Food, glorious food
I am not a thin person, I am not a very large person, I am somewhere in between. I am never happy with my weight. Never. I have been on a diet for 35 years, save for a luxury nine months, when of course I was eating for two and indulged in a Magnum ice cream every evening (for the calcium of course). I hazard that most women reading this, and some men, will also say that they have been on a diet their whole life.
This doesn’t mean I have been successful, it just means that I watch what I eat every day and feel guilt ridden when I eat too much. I envy all thin people and wish I could control myself around cake.
This unhealthy obsession with food and weight is of course exacerbated by the images we are bombarded with in magazines (not so much in this magazine of course, although Steve Hale admittedly is hubba hubba and the envy of most of New Zealand’s male population) and now on the Internet, particularly Facebook, where all our friends seem to be having, not just a much more exciting life, but also a much better bikini body.

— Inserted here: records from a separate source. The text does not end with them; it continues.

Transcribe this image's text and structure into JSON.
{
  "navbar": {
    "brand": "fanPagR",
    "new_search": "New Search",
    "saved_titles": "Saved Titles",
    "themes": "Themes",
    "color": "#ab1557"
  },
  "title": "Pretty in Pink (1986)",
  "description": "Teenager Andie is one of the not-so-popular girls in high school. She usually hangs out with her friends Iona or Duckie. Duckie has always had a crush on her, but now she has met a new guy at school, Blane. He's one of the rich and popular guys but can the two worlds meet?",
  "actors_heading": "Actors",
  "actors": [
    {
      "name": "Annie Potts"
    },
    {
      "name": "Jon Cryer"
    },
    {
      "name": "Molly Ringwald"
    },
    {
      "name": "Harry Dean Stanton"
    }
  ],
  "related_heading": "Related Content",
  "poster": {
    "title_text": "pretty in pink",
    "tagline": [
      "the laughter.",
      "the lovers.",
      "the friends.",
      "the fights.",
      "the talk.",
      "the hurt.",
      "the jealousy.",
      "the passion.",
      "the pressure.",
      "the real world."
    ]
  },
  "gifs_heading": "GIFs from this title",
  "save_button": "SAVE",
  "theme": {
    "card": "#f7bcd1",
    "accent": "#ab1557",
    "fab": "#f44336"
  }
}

I know for a fact that Hollywood movie stars don’t eat. A makeup artist friend of mine who worked on the Hobbit premiere in Wellington had to trail a big Hollywood celebrity for several days. She told me that this person only drank coffee and nibbled occasionally on raw nuts and dark chocolate. How do they not get scurvy?
I weigh myself every day and get excited when I lose a hundred grams. Putting on a hundred grams is a fate worse than death! People say that muscle weighs more than fat. Tell that to my jeans that don’t fit me!

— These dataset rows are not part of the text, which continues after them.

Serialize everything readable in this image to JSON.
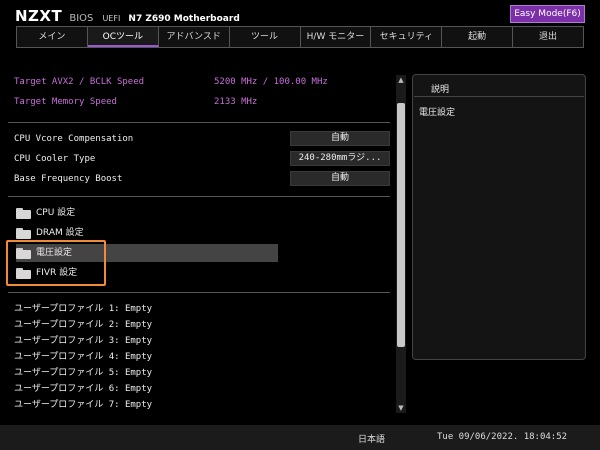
{
  "header": {
    "logo": "NZXT",
    "bios": "BIOS",
    "uefi": "UEFI",
    "model": "N7 Z690 Motherboard",
    "easy_mode": "Easy Mode(F6)"
  },
  "tabs": [
    {
      "label": "メイン",
      "active": false
    },
    {
      "label": "OCツール",
      "active": true
    },
    {
      "label": "アドバンスド",
      "active": false
    },
    {
      "label": "ツール",
      "active": false
    },
    {
      "label": "H/W モニター",
      "active": false
    },
    {
      "label": "セキュリティ",
      "active": false
    },
    {
      "label": "起動",
      "active": false
    },
    {
      "label": "退出",
      "active": false
    }
  ],
  "info": [
    {
      "label": "Target AVX2 / BCLK Speed",
      "value": "5200 MHz / 100.00 MHz"
    },
    {
      "label": "Target Memory Speed",
      "value": "2133 MHz"
    }
  ],
  "settings": [
    {
      "label": "CPU Vcore Compensation",
      "value": "自動"
    },
    {
      "label": "CPU Cooler Type",
      "value": "240-280mmラジ..."
    },
    {
      "label": "Base Frequency Boost",
      "value": "自動"
    }
  ],
  "folders": [
    {
      "label": "CPU 設定",
      "icon": "folder-icon"
    },
    {
      "label": "DRAM 設定",
      "icon": "folder-icon"
    },
    {
      "label": "電圧設定",
      "icon": "folder-icon",
      "selected": true
    },
    {
      "label": "FIVR 設定",
      "icon": "folder-icon"
    }
  ],
  "profiles": [
    "ユーザープロファイル 1: Empty",
    "ユーザープロファイル 2: Empty",
    "ユーザープロファイル 3: Empty",
    "ユーザープロファイル 4: Empty",
    "ユーザープロファイル 5: Empty",
    "ユーザープロファイル 6: Empty",
    "ユーザープロファイル 7: Empty"
  ],
  "scrollbar": {
    "up": "▲",
    "down": "▼"
  },
  "description": {
    "title": "説明",
    "text": "電圧設定"
  },
  "footer": {
    "language": "日本語",
    "datetime": "Tue 09/06/2022. 18:04:52"
  },
  "colors": {
    "accent": "#7b2fa8",
    "info_text": "#c86fd8",
    "highlight": "#f08a3a"
  }
}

I know what the answer is. Steamed chicken breast and steamed vegetables, no wine and an hour’s exercise every day. But it is easier said than done unfortunately. Now where did I put that Magnum?

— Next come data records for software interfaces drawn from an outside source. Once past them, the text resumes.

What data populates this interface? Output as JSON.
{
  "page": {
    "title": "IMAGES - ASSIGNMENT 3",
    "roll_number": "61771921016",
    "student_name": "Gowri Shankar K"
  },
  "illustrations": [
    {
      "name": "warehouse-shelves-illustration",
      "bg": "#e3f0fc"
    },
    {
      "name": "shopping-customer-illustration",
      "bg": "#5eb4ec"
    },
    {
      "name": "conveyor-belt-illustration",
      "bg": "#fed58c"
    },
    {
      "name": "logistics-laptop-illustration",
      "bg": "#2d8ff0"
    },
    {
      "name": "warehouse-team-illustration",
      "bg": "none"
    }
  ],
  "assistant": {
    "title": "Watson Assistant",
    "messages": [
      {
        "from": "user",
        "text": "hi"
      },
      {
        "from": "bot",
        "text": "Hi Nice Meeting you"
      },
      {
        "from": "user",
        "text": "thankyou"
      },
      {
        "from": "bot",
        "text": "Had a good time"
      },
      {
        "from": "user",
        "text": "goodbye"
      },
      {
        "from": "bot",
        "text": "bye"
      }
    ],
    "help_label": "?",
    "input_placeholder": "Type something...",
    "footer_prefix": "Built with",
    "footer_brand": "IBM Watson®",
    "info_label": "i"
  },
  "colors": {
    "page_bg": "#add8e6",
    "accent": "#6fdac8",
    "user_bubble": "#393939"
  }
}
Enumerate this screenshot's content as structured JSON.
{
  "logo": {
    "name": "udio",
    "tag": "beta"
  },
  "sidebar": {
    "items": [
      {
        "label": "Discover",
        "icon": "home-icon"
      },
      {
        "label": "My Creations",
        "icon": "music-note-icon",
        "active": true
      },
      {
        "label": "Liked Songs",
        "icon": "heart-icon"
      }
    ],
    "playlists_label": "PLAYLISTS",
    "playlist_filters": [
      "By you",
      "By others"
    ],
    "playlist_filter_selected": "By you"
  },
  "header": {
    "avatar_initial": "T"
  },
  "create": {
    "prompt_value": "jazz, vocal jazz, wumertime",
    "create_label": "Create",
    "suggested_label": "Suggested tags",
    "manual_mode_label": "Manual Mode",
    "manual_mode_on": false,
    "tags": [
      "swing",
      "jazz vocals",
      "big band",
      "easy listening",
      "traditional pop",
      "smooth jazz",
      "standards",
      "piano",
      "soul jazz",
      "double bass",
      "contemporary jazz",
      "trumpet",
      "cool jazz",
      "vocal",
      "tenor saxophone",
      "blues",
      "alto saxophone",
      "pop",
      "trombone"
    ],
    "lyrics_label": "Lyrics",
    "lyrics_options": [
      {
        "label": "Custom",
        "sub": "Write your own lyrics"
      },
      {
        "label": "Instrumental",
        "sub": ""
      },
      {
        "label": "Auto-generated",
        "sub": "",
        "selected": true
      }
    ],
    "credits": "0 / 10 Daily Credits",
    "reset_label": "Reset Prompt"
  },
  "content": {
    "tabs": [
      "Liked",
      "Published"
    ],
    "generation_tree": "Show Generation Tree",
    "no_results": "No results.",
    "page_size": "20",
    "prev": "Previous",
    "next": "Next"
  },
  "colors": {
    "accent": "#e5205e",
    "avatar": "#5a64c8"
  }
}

When “your” not “alright” and “its” not okay
Even though I am a devoted grammarian, spelling demon and think reading is the key to everything, I don’t get on my grammar high horse that often in this section. I try to control myself, but I am sorry, I can’t any longer.
Please do not write “your” when you mean “you’re”. It drives me insane. I don’t care if it is in writing, by email, by text or on Facebook. Your does not mean you are, it means your. As in your trousers, your buttons, your car and your family. It does not mean your fantastic, your interesting and your not going to believe this! Please everyone, you mean you’re. You mean the contraction of you and are. So you’re fantastic, you’re interesting and you’re not going to believe this. Phew. Now I feel better. I bet you’re feeling better too.
Alright should be written all right, but because it has been misspelled for so many years, alright is now all right.
Another word that has become acceptable, even though it is wrong is restauranteur. It should be restaurateur, but repeated misspelling has deemed the former acceptable. However, restauranteur still comes up as an error on WORD spellchecker. Where are our standards?
I will leave you with its and it’s. Another pet peeve of mine. It’s is a contraction of it is or it has. You cannot say “it’s purpose is” for example. That is like writing “it is purpose is” or “it has purpose is”. Makes no sense right? The correct form is, “its purpose is”.
Don’t even get me started on apostrophes in the right place!